* [EXERCISE GOAL]: Output every entry exactly as written, but omit the pictures.

* [INPUT MATERIAL]:
# # # #

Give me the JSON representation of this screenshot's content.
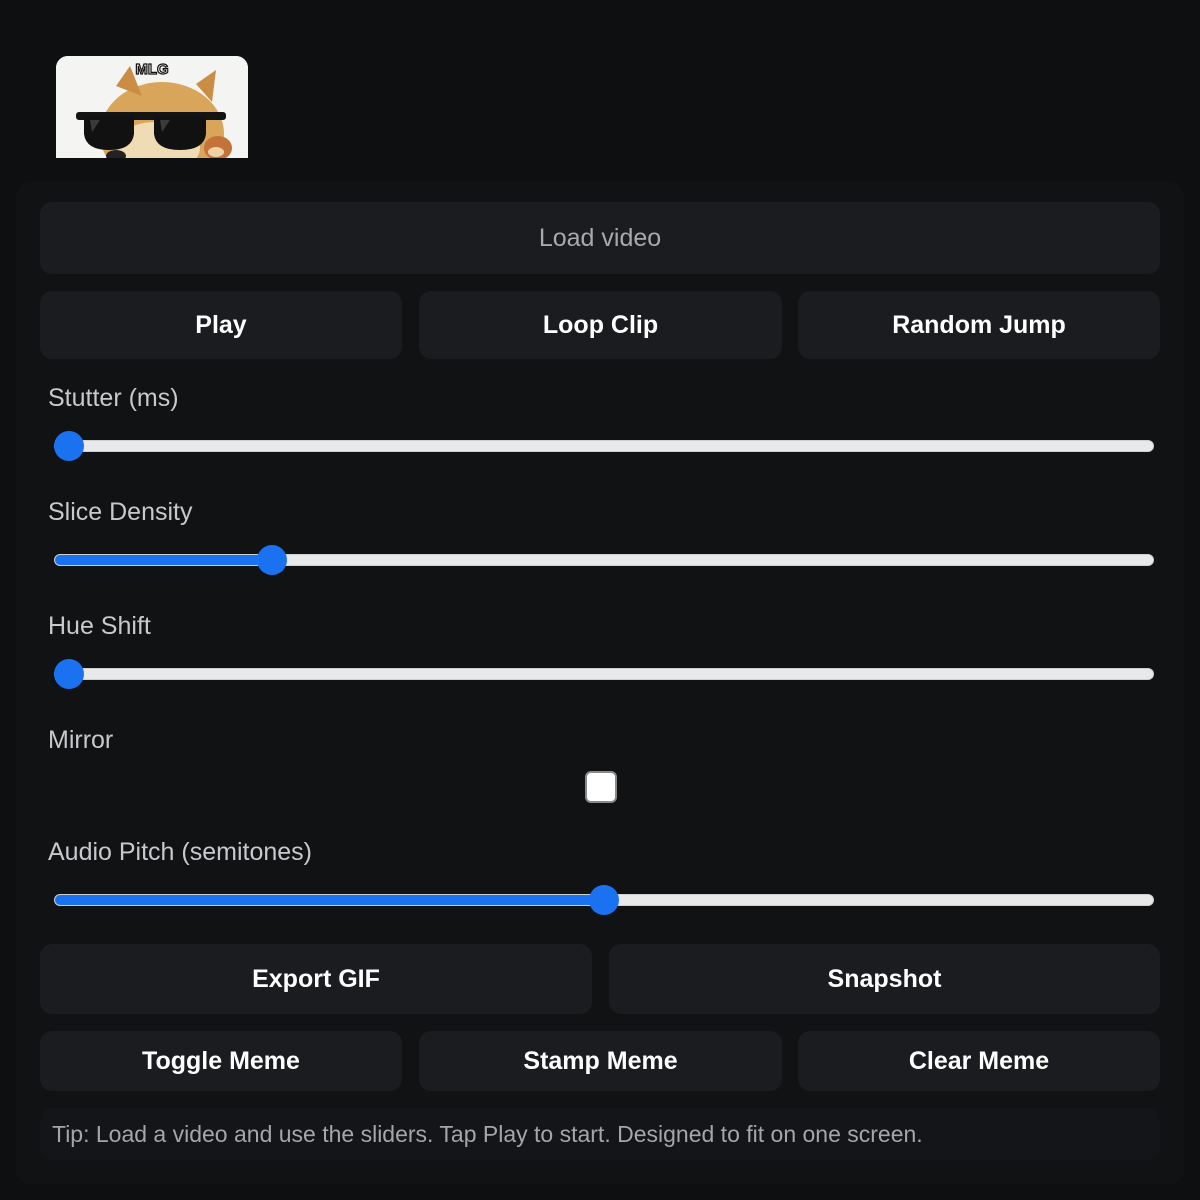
{
  "meme_image": {
    "caption": "MLG"
  },
  "load_button": {
    "label": "Load video"
  },
  "transport": {
    "play_label": "Play",
    "loop_label": "Loop Clip",
    "random_label": "Random Jump"
  },
  "controls": {
    "stutter": {
      "label": "Stutter (ms)",
      "value_fraction": 0.0
    },
    "slice_density": {
      "label": "Slice Density",
      "value_fraction": 0.19
    },
    "hue_shift": {
      "label": "Hue Shift",
      "value_fraction": 0.0
    },
    "mirror": {
      "label": "Mirror",
      "checked": false
    },
    "audio_pitch": {
      "label": "Audio Pitch (semitones)",
      "value_fraction": 0.5
    }
  },
  "actions": {
    "export_gif_label": "Export GIF",
    "snapshot_label": "Snapshot",
    "toggle_meme_label": "Toggle Meme",
    "stamp_meme_label": "Stamp Meme",
    "clear_meme_label": "Clear Meme"
  },
  "tip": {
    "text": "Tip: Load a video and use the sliders. Tap Play to start. Designed to fit on one screen."
  },
  "colors": {
    "accent": "#1a72f0",
    "background": "#0d0f11",
    "button": "#1a1c1f"
  }
}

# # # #

* [YOUR RESPONSE]:
Give me the JSON representation of this screenshot's content.
{
  "meme_image": {
    "caption": "MLG"
  },
  "load_button": {
    "label": "Load video"
  },
  "transport": {
    "play_label": "Play",
    "loop_label": "Loop Clip",
    "random_label": "Random Jump"
  },
  "controls": {
    "stutter": {
      "label": "Stutter (ms)",
      "value_fraction": 0.0
    },
    "slice_density": {
      "label": "Slice Density",
      "value_fraction": 0.19
    },
    "hue_shift": {
      "label": "Hue Shift",
      "value_fraction": 0.0
    },
    "mirror": {
      "label": "Mirror",
      "checked": false
    },
    "audio_pitch": {
      "label": "Audio Pitch (semitones)",
      "value_fraction": 0.5
    }
  },
  "actions": {
    "export_gif_label": "Export GIF",
    "snapshot_label": "Snapshot",
    "toggle_meme_label": "Toggle Meme",
    "stamp_meme_label": "Stamp Meme",
    "clear_meme_label": "Clear Meme"
  },
  "tip": {
    "text": "Tip: Load a video and use the sliders. Tap Play to start. Designed to fit on one screen."
  },
  "colors": {
    "accent": "#1a72f0",
    "background": "#0d0f11",
    "button": "#1a1c1f"
  }
}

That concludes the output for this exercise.